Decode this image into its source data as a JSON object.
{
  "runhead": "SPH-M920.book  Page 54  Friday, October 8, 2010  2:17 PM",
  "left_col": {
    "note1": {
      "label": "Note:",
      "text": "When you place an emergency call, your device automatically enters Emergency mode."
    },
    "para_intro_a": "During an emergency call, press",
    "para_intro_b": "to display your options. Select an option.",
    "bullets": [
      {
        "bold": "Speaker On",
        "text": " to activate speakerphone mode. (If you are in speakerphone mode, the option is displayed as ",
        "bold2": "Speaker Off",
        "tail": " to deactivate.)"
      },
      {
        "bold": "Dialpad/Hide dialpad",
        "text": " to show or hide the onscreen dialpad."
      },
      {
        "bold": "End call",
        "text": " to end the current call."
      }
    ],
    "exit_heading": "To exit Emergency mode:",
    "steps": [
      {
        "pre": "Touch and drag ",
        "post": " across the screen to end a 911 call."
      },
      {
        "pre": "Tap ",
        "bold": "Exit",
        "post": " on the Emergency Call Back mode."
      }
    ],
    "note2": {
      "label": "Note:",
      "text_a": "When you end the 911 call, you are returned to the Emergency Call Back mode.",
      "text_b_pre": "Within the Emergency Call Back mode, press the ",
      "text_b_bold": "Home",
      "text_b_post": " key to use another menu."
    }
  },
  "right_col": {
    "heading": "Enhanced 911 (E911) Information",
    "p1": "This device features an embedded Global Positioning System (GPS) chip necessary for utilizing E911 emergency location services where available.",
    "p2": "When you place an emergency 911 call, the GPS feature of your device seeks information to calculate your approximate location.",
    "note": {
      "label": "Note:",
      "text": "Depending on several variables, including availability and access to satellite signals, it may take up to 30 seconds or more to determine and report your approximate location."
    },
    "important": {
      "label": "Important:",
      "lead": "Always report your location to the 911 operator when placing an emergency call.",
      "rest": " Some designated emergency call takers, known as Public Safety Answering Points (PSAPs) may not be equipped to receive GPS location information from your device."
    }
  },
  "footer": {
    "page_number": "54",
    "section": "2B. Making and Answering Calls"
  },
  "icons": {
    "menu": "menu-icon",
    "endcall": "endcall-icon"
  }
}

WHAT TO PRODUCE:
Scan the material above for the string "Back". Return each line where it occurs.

WRITTEN ANSWER:
        "post": " on the Emergency Call Back mode."
      "text_a": "When you end the 911 call, you are returned to the Emergency Call Back mode.",
      "text_b_pre": "Within the Emergency Call Back mode, press the ",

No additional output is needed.